No change sullies peace in English country tea room
Real home cooking and cakes galore keep the
customers coming to the Old Cartlodge tea rooms and
restaurant. Tessa Gates joined them
THE Old Cartlodge has everything you could wish to find in an English country tea room. Delicious food, friendly staff, a rural setting and the comfort of knowing that nothing has drastically changed since your last visit.
"People dont like too much change here, they like familiar faces and familiar standards," says Mary Suckling, who has run the tea rooms at Dunley Hill Farm, Ranmore, Surrey, since 1984.
Mary was born at the 97ha (240-acre) farm, where 200-year-old redundant buildings – a barn, lambing shed and potato store – have been tastefully converted to house the tea rooms and lunchtime restaurant.
"It started as a joke, really," Mary explains. "Someone said Ranmore needed a tea room and my husband applied for planning permission.
* Planners OK
"The planners passed the idea and the next thing I knew the local paper was ringing up asking when we were going to open – this was Christmas 1983 – and I said May 1984!"
A lot of hard work and a commitment to providing good home-cooking has seen the Old Cartlodge grow from a small tea place to a thriving lunch time restaurant and tea rooms with a reputation for cakes that has provided an extra dimension to the business. "We started baking cakes for customers to take away principally because they wanted to buy what they had been served," says Mary, who makes 30 varieties of loaf cakes and 10 of round cakes, and supplies farm shops, other restaurants and some National Trust properties as well as selling to customers at the Old Cartlodge.
"One of us is baking all the time and we have a kitchen devoted entirely to cakes," says Mary. "Us" is her team of helpers, several of whom come from farming families, who contribute recipes and ideas for the menus as well as the every day hard work of cooking for and serving the public. All use natural skills honed at home rather than college which is why the cakes and lunches are so appreciated – they taste like good home-cooking should.
* Staffing levels
"We have about 15 staff in all and need seven or eight of us here at a time. We work as a team and I wont take all the credit for our success. The girls work jolly hard and some have been here a long time, such as Sally who has worked here for 13 years, and Audrey and Wendy, who have been here eight years," says Mary.
"We sit down each January and work out menus by seeing what has worked, what hasnt and what we could do with."
Wherever possible, Mary uses local produce including the beef that is a regular feature of the popular Sunday roasts at the Old Cartlodge. She was a founder member of the food group Taste of Surrey which evolved to become Taste of the South-East. She was a director of TOSE until she relinquished her post due to pressure of work, and believes that food groups are worthwhile at all levels.
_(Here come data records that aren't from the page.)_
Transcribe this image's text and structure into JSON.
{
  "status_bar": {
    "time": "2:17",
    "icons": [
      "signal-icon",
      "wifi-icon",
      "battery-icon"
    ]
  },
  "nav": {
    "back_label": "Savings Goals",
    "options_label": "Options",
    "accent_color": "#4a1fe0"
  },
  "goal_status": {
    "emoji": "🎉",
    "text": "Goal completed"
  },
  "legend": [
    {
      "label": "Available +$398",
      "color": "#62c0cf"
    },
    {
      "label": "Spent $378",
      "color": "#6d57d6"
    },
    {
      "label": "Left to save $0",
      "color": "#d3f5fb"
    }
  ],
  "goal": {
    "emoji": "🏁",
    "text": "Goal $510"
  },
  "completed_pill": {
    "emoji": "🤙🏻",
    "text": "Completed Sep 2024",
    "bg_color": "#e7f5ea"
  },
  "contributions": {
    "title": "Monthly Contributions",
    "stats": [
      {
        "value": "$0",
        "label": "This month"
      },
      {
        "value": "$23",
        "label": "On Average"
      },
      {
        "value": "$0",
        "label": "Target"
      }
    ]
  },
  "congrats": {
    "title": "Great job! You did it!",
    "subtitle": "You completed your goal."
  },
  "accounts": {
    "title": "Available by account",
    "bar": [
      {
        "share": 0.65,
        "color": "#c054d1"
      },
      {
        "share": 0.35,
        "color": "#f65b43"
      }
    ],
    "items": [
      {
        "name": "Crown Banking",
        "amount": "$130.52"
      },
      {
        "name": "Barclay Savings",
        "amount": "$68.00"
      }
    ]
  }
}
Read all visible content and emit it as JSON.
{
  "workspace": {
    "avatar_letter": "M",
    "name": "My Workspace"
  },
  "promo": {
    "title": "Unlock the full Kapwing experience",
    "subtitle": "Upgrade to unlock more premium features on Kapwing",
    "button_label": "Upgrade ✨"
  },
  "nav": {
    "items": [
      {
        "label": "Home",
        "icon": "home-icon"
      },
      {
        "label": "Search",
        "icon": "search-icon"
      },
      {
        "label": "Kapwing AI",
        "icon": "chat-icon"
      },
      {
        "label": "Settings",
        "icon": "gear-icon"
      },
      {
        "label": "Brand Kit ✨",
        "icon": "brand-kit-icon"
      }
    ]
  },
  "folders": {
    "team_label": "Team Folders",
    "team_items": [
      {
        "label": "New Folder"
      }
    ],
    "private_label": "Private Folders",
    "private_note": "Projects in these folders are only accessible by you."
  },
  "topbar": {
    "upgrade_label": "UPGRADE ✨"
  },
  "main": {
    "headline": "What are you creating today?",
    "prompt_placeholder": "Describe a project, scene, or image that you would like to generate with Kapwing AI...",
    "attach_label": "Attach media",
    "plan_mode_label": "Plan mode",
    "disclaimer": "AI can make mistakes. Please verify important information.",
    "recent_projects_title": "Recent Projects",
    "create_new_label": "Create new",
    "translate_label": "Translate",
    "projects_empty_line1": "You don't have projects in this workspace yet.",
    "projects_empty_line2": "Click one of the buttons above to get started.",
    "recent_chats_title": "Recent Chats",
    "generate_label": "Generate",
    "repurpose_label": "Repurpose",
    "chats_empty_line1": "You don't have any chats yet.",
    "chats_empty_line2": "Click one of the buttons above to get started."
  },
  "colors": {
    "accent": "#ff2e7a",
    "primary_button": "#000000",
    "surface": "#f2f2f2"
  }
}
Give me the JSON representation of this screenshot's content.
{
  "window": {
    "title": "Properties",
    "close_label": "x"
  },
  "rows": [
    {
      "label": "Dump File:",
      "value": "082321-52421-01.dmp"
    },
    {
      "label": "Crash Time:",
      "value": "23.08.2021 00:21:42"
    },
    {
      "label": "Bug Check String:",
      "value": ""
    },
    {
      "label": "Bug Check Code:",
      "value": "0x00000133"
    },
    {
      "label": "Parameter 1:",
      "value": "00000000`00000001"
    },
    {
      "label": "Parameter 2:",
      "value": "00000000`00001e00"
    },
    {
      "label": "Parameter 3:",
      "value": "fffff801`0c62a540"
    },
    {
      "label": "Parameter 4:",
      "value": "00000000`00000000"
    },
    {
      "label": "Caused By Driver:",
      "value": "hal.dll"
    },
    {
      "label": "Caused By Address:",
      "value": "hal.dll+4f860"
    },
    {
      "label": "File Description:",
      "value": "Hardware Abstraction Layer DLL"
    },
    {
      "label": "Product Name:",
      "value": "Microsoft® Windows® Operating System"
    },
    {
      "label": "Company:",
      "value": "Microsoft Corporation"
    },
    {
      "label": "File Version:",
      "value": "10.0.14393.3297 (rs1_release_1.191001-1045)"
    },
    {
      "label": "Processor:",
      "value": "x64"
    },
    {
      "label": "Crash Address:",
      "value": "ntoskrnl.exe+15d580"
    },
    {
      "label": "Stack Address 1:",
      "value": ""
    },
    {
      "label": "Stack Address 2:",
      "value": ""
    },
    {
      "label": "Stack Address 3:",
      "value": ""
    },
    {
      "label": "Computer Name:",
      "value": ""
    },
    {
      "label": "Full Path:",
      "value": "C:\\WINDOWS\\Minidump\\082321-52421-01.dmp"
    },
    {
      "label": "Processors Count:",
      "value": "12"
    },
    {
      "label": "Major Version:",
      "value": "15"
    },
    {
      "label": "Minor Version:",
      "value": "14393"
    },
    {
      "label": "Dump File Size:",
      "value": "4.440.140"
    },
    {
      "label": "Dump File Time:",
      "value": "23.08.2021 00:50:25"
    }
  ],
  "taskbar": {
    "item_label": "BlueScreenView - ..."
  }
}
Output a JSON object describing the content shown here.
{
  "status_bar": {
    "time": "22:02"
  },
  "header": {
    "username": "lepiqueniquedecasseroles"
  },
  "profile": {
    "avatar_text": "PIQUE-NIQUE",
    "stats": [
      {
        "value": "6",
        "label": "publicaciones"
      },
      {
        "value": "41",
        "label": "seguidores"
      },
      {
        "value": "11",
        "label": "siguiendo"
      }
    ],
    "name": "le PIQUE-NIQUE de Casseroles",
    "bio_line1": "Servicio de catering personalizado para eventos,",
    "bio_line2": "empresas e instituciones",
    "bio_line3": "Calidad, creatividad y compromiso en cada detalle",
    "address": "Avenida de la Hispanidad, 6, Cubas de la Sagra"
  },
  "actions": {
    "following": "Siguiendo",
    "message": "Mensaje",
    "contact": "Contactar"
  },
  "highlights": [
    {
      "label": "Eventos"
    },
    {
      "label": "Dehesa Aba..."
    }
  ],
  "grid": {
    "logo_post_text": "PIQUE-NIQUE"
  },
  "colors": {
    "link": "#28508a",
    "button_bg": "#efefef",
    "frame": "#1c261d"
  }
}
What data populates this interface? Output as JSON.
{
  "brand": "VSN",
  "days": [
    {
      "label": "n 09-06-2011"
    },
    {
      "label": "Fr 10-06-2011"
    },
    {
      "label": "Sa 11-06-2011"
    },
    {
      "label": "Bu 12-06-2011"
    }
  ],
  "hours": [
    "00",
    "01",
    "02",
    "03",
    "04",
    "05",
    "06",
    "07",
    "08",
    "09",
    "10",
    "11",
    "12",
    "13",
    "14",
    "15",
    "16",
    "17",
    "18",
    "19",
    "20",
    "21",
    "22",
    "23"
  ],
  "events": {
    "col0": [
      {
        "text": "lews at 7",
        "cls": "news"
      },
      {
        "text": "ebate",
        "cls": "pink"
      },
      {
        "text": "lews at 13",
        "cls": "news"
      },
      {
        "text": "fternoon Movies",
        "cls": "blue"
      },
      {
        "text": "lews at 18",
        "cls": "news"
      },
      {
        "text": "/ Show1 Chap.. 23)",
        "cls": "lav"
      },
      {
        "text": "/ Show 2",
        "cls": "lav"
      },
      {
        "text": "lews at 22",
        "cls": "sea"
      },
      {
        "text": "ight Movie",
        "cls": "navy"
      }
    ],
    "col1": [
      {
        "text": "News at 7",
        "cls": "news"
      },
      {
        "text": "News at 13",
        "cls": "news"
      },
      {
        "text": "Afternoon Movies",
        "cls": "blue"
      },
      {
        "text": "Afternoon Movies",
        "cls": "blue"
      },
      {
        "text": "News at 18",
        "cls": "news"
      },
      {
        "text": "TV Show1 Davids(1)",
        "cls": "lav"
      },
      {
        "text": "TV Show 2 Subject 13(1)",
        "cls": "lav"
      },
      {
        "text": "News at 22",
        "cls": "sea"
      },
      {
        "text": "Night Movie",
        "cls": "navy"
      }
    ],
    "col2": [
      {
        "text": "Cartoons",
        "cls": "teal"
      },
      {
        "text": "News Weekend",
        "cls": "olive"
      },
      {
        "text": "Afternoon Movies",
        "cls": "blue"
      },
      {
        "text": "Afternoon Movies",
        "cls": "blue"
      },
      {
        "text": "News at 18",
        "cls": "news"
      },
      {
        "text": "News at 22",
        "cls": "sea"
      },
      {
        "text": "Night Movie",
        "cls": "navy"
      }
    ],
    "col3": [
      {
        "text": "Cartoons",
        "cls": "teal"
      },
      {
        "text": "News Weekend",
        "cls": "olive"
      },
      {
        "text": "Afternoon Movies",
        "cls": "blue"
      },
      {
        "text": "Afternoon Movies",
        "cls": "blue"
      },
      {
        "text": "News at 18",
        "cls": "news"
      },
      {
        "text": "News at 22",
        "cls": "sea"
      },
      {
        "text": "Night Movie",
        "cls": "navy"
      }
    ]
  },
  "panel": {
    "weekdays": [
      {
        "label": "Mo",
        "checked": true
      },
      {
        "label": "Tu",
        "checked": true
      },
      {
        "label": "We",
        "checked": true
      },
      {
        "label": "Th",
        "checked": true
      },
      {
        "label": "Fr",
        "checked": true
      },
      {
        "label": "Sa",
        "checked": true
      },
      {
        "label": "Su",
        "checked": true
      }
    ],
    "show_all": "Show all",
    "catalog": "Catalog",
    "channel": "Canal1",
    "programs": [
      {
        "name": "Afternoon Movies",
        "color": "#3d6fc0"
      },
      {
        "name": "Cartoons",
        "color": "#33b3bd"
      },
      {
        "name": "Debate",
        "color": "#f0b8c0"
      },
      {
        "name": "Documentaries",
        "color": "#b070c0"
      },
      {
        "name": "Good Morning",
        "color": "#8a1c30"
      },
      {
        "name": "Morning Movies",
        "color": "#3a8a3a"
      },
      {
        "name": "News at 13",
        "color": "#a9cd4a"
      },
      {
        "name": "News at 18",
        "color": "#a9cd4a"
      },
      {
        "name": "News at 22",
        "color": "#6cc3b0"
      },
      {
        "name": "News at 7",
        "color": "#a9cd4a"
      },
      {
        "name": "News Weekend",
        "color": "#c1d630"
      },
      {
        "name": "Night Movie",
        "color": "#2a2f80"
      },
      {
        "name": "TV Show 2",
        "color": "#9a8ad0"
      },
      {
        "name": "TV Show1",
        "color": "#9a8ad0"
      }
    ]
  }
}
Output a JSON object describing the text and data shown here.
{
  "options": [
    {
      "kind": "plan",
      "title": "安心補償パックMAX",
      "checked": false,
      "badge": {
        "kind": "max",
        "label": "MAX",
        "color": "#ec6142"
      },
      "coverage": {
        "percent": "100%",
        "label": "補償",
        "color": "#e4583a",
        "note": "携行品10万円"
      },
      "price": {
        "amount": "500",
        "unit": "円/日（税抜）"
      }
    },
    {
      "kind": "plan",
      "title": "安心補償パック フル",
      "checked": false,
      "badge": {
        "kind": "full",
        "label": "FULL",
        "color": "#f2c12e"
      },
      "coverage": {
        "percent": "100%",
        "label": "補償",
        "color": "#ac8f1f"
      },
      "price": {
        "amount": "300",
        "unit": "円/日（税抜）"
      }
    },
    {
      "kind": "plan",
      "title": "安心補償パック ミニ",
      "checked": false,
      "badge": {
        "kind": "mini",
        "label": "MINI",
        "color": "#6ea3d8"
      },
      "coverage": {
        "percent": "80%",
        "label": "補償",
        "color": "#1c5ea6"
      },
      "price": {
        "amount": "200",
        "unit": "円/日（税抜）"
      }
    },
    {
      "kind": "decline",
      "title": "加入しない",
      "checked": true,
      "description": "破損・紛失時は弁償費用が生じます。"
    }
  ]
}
"If you put in a lot of effort you get it back," she says. "People are proud of buying local things and I can never see any point of not using local produce. We even have English wine on the menu and change it regularly. People can taste it here and then go to visit the vineyard."
However, local for Mary often means south-east rather than Surrey. A nearby trout farm and a farmhouse cheesemaker have both closed down
"Farming in Surrey is declining at a serious rate. My husband Reubin is the NFU representative in the area and he is saying goodbye to farmers all the time, it really is depressing," says Mary, who loves this beautiful part of the world and understands only too well that once the farms are sold to non-commercial owners they will be lost to the industry forever.
Dunley Hill Farm is run by Marys mother, Rose Weller, and sister, Ann Ford, with the help of one worker. "When my father was alive it was a mixed farm. He never had a son and when he died of motor neurone disease in 1990 people asked what we would do. My sister Ann wanted to farm and she and Mum have carried on, although they had to change to rearing beef," explains Mary, adding "We only keep going on this farm because our husbands dont work on it."
Customers to the tea rooms like the fact that it is on a working farm where many traditional buildings remain. Coaches and cars bring in regulars and newcomers, many of them elderly and some disabled. "Our oldest customer was 110 and he wanted ham sandwiches with white bread, recalls Mary. "We have full disabled facilities here, which were very expensive to put in. We had no grant help but I realised when my father was ill how important it was to be able to go out together as a family unit."
Marys plans for the future are to carry on much the same as she is at the moment. "We have no major plans but no business can afford to stand still – we will want to see how the British economy goes in the next few months. Our main aim is to carry on using good local produce and to go on giving what we always have done. People love coming back here and finding the same people are still running it."
Capable women are the order of the day at Dunley Hill Farm. Mary (left) runs the Old Cartlodge and her sister, Ann and mother, Rose, run the 97ha farm.
The tea room is renowned for its cakes and its lunches for which Mary sources local produce wherever possible.